Westworld’s biggest new surprise has nothing to do with hosts

HBO's science fiction drama Westworld is not only known for its talented cast and philosophical reflections on the nature of reality. He has also become famous for his revelations, from explosive bombs that unite two characters with simple elements of the background story that bring a new perspective to a story. See Westworld is like peeling an onion, one layer at a time.

That's why for the second season of the series, I'm going to dive into a particular spoiler revelation of each episode, to discover what it means, how we got here, and where things could go in the coming episodes. Some weeks, it could be a big twist of the plot. In other weeks, it could be something subtle. Either way, we're going to spoil hell. Welcome to Westworld Spoilers Club.

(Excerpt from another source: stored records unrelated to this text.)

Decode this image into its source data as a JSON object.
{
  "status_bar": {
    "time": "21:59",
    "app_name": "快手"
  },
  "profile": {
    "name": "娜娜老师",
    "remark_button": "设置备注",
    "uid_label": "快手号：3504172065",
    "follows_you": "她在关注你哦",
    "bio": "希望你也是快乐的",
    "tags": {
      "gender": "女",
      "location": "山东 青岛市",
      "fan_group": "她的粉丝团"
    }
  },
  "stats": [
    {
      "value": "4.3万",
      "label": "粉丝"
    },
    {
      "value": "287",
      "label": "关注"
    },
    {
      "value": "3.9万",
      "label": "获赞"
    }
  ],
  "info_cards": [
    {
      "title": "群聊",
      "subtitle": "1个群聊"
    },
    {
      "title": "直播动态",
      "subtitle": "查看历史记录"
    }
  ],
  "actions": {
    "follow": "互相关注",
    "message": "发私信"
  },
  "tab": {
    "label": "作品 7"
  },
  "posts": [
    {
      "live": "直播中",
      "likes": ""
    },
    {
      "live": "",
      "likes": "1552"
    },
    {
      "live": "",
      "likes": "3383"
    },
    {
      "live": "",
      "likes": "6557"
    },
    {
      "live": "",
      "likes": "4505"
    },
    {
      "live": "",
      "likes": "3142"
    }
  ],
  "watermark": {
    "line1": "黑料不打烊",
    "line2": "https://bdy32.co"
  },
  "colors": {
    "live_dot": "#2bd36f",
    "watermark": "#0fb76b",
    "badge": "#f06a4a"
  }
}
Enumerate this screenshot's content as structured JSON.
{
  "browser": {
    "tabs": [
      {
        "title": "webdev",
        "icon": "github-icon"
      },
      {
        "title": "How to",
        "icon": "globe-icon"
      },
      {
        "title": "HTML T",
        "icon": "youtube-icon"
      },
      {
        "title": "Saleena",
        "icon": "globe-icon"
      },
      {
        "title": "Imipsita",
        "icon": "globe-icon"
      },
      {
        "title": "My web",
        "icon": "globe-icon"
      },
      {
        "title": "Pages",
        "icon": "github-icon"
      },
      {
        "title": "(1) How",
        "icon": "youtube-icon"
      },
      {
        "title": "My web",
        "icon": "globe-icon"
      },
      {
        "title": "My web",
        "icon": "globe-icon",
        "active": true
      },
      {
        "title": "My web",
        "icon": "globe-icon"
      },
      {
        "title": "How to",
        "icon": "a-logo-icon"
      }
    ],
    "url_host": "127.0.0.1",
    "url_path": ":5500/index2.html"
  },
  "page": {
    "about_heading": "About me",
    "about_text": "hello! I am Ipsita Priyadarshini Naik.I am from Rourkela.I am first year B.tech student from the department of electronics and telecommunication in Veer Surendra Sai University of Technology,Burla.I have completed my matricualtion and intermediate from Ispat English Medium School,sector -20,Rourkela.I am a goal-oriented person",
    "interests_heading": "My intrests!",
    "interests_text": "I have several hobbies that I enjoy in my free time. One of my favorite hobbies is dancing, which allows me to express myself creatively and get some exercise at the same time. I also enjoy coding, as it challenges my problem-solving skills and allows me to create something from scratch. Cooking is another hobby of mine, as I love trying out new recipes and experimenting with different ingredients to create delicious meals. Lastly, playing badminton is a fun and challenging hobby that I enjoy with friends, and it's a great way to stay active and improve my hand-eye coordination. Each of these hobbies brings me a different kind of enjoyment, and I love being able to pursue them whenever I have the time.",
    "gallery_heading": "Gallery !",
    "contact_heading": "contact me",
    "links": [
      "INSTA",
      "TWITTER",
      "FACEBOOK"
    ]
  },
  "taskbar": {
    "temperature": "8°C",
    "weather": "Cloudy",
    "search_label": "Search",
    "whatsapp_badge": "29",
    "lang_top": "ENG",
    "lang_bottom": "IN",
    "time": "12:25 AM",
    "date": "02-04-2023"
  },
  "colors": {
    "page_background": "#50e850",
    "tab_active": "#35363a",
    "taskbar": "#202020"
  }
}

In the preparation of the Westworld second season, HBO and the creators of the show were extraordinarily accurate about the information they shared before their time, and when. Surprises are part of what makes the program work week by week, so the promotional dance is much more than simply exaggerating great moments. It is about setting the stage and preparing the expectations of the audience, even if that is in itself a mistake.

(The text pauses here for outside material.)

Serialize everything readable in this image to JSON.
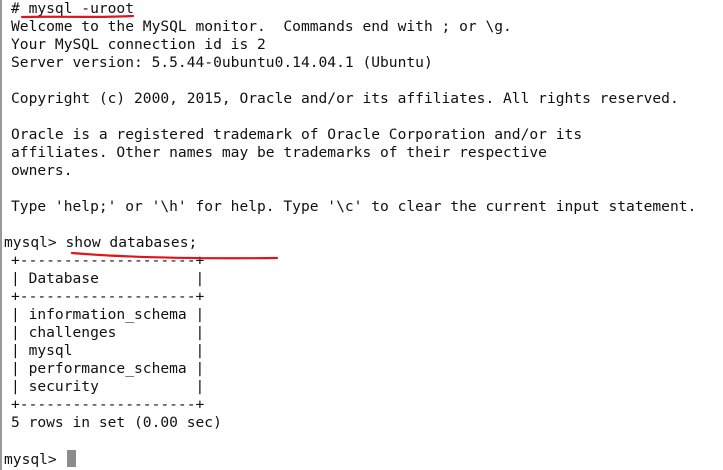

One of the things that was mocked at the end of the first season was the existence of a second park, with the initials "SW" Revealed as its logo. Earlier this year, the viral marketing of the series revealed the name of that new park: Shogun World. With promotional clips that offered glimpses of Maeve (Thandie Newton) sporting a kimono, it seemed almost certain that Westworld would not only lead the audience to this new destination, but that Shogun World could play an important role. role in the new season.

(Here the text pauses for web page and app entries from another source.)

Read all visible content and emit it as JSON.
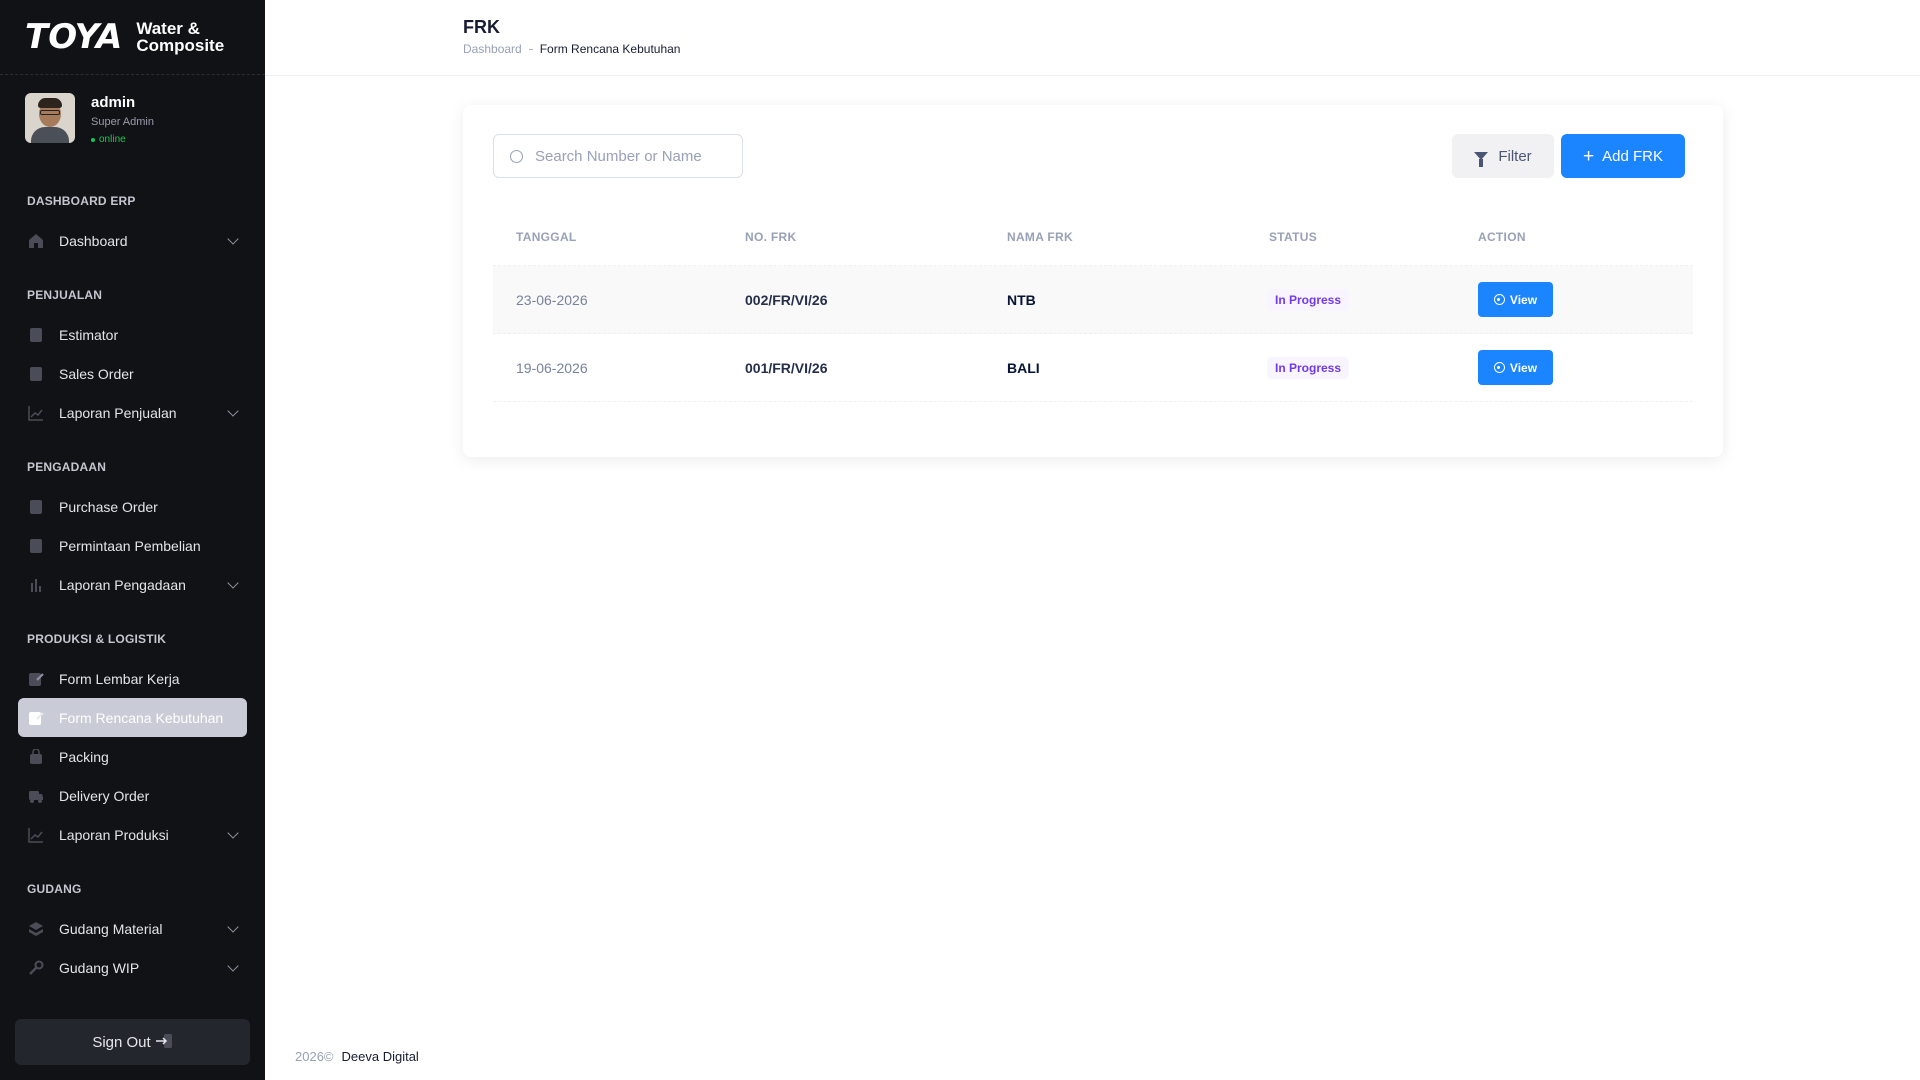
{
  "brand": {
    "logo": "TOYA",
    "subtitle_line1": "Water &",
    "subtitle_line2": "Composite"
  },
  "user": {
    "name": "admin",
    "role": "Super Admin",
    "status": "online"
  },
  "sidebar": {
    "sections": [
      {
        "title": "DASHBOARD ERP",
        "items": [
          {
            "label": "Dashboard",
            "icon": "home-icon",
            "expandable": true
          }
        ]
      },
      {
        "title": "PENJUALAN",
        "items": [
          {
            "label": "Estimator",
            "icon": "document-icon",
            "expandable": false
          },
          {
            "label": "Sales Order",
            "icon": "document-icon",
            "expandable": false
          },
          {
            "label": "Laporan Penjualan",
            "icon": "chart-line-icon",
            "expandable": true
          }
        ]
      },
      {
        "title": "PENGADAAN",
        "items": [
          {
            "label": "Purchase Order",
            "icon": "document-icon",
            "expandable": false
          },
          {
            "label": "Permintaan Pembelian",
            "icon": "document-icon",
            "expandable": false
          },
          {
            "label": "Laporan Pengadaan",
            "icon": "chart-bar-icon",
            "expandable": true
          }
        ]
      },
      {
        "title": "PRODUKSI & LOGISTIK",
        "items": [
          {
            "label": "Form Lembar Kerja",
            "icon": "edit-icon",
            "expandable": false
          },
          {
            "label": "Form Rencana Kebutuhan",
            "icon": "edit-icon",
            "expandable": false,
            "active": true
          },
          {
            "label": "Packing",
            "icon": "package-icon",
            "expandable": false
          },
          {
            "label": "Delivery Order",
            "icon": "truck-icon",
            "expandable": false
          },
          {
            "label": "Laporan Produksi",
            "icon": "chart-line-icon",
            "expandable": true
          }
        ]
      },
      {
        "title": "GUDANG",
        "items": [
          {
            "label": "Gudang Material",
            "icon": "layers-icon",
            "expandable": true
          },
          {
            "label": "Gudang WIP",
            "icon": "wrench-icon",
            "expandable": true
          }
        ]
      }
    ],
    "signout_label": "Sign Out"
  },
  "header": {
    "title": "FRK",
    "breadcrumb_home": "Dashboard",
    "breadcrumb_current": "Form Rencana Kebutuhan"
  },
  "toolbar": {
    "search_placeholder": "Search Number or Name",
    "filter_label": "Filter",
    "add_label": "Add FRK"
  },
  "table": {
    "columns": [
      "TANGGAL",
      "NO. FRK",
      "NAMA FRK",
      "STATUS",
      "ACTION"
    ],
    "rows": [
      {
        "tanggal": "23-06-2026",
        "no": "002/FR/VI/26",
        "nama": "NTB",
        "status": "In Progress",
        "action": "View"
      },
      {
        "tanggal": "19-06-2026",
        "no": "001/FR/VI/26",
        "nama": "BALI",
        "status": "In Progress",
        "action": "View"
      }
    ]
  },
  "footer": {
    "year": "2026©",
    "company": "Deeva Digital"
  },
  "colors": {
    "primary": "#1b84ff",
    "sidebar_bg": "#111216",
    "status_purple": "#7239ea",
    "online_green": "#17c653"
  }
}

It turns out that it would not even be the first new park that the public would see.




The great revelation?

The third episode of the season opens, "Virtù e Fortuna" with an image different from anything else in the series: two peacocks. The birds, the surrounding architecture, and particularly the musical option – a sitar version of the Seven Nations Army of The White Stripes by composer Ramin Djawadi – quickly make it clear that this is not an unknown corner of Westworld, and it is also not part of of Shogun World. It is a completely different park, which has no name during the episode, but seems focused on the recreation of the experience of hunting in India at some point in the late nineteenth century. (Credit to The relentless Reddit fanatics of Westworld one of whom predicted this same revelation two months ago after finding some strange evidence buried deep in the program's websites)